WHAT THE TASK REQUIRES
Retype the records exactly.

RECORD EXCERPTS
# # #
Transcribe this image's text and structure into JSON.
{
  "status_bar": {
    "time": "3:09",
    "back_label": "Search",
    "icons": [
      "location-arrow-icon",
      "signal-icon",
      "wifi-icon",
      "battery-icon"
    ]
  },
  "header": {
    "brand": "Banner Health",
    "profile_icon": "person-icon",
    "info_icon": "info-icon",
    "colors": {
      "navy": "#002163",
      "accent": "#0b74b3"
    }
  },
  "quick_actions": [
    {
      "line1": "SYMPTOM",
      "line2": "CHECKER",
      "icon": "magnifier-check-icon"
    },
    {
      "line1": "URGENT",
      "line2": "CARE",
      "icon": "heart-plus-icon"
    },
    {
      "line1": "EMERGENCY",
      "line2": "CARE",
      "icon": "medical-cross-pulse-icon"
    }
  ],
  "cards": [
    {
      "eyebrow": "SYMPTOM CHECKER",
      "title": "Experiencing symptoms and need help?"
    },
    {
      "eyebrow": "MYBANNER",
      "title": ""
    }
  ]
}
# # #
OUTPUT
Transcribe this image's text and structure into JSON.
{
  "status_bar": {
    "time": "3:09",
    "back_label": "Search",
    "icons": [
      "location-arrow-icon",
      "signal-icon",
      "wifi-icon",
      "battery-icon"
    ]
  },
  "header": {
    "brand": "Banner Health",
    "profile_icon": "person-icon",
    "info_icon": "info-icon",
    "colors": {
      "navy": "#002163",
      "accent": "#0b74b3"
    }
  },
  "quick_actions": [
    {
      "line1": "SYMPTOM",
      "line2": "CHECKER",
      "icon": "magnifier-check-icon"
    },
    {
      "line1": "URGENT",
      "line2": "CARE",
      "icon": "heart-plus-icon"
    },
    {
      "line1": "EMERGENCY",
      "line2": "CARE",
      "icon": "medical-cross-pulse-icon"
    }
  ],
  "cards": [
    {
      "eyebrow": "SYMPTOM CHECKER",
      "title": "Experiencing symptoms and need help?"
    },
    {
      "eyebrow": "MYBANNER",
      "title": ""
    }
  ]
}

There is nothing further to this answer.